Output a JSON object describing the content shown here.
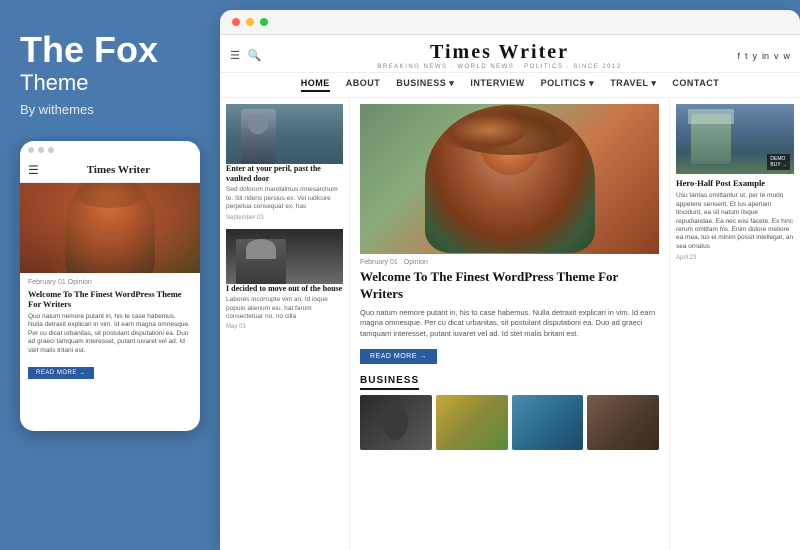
{
  "left": {
    "theme_name": "The Fox",
    "theme_subtitle": "Theme",
    "by_text": "By withemes"
  },
  "mobile": {
    "dots": [
      "dot1",
      "dot2",
      "dot3"
    ],
    "nav_icon": "☰",
    "title": "Times Writer",
    "meta": "February 01   Opinion",
    "article_title": "Welcome To The Finest WordPress Theme For Writers",
    "article_body": "Quo natum nemore putant in, his te case habemus. Nulla detraxit explicari in vim. Id earn magna omnesque. Per cu dicat urbanitas, sit postulant disputationi ea. Duo ad graeci tamquam interesset, putant iuvaret vel ad. Id stet malis tritani est.",
    "read_more": "READ MORE →"
  },
  "desktop": {
    "browser_dots": [
      "red",
      "yellow",
      "green"
    ],
    "header": {
      "menu_icon": "☰",
      "search_icon": "🔍",
      "site_name": "Times Writer",
      "tagline": "BREAKING NEWS · WORLD NEWS · POLITICS · SINCE 2012",
      "social_icons": [
        "f",
        "t",
        "y",
        "in",
        "v",
        "w"
      ]
    },
    "nav": {
      "items": [
        {
          "label": "HOME",
          "active": true
        },
        {
          "label": "ABOUT",
          "active": false
        },
        {
          "label": "BUSINESS ▾",
          "active": false
        },
        {
          "label": "INTERVIEW",
          "active": false
        },
        {
          "label": "POLITICS ▾",
          "active": false
        },
        {
          "label": "TRAVEL ▾",
          "active": false
        },
        {
          "label": "CONTACT",
          "active": false
        }
      ]
    },
    "col_left": {
      "card1": {
        "title": "Enter at your peril, past the vaulted door",
        "body": "Sed dolorum mandalmus mnesarchum te. Sit ridens persius ex. Vel iudicure perpetua consequat ex, has",
        "date": "September 03"
      },
      "card2": {
        "title": "I decided to move out of the house",
        "body": "Labores incorrupte vim an. Id ioque populo alienum eiu. hat farum consectetuar no, no cilla",
        "date": "May 03"
      }
    },
    "col_center": {
      "hero": {
        "meta_date": "February 01",
        "meta_category": "Opinion",
        "title": "Welcome To The Finest WordPress Theme For Writers",
        "body": "Quo natum nemore putant in, his to case habemus. Nulla detraxit explicari in vim. Id earn magna omnesque. Per cu dicat urbanitas, sit postulant disputationi ea. Duo ad graeci tamquam interesset, putant iuvaret vel ad. Id stet malis britani est.",
        "read_more": "READ MORE →"
      },
      "business_section": {
        "label": "BUSINESS",
        "thumbs": [
          "thumb1",
          "thumb2",
          "thumb3",
          "thumb4"
        ]
      }
    },
    "col_right": {
      "demo_badge": "DEMO\nBUY →",
      "article_title": "Hero-Half Post Example",
      "article_body": "Usu tantas omittantur ut, per te modo appetere senserit. Et ius aperiam tincidunt, ea sit natum lisque repudiandae. Ea nec wisi facete. Ex hinc rerum omittam his. Enim dolore meliore ea mea, lus ei minim possit intellegat, an sea ornatus",
      "article_date": "April 23"
    }
  }
}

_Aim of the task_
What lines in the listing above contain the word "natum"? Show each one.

_Output for this exercise_
    "article_body": "Quo natum nemore putant in, his te case habemus. Nulla detraxit explicari in vim. Id earn magna omnesque. Per cu dicat urbanitas, sit postulant disputationi ea. Duo ad graeci tamquam interesset, putant iuvaret vel ad. Id stet malis tritani est.",
        "body": "Quo natum nemore putant in, his to case habemus. Nulla detraxit explicari in vim. Id earn magna omnesque. Per cu dicat urbanitas, sit postulant disputationi ea. Duo ad graeci tamquam interesset, putant iuvaret vel ad. Id stet malis britani est.",
      "article_body": "Usu tantas omittantur ut, per te modo appetere senserit. Et ius aperiam tincidunt, ea sit natum lisque repudiandae. Ea nec wisi facete. Ex hinc rerum omittam his. Enim dolore meliore ea mea, lus ei minim possit intellegat, an sea ornatus",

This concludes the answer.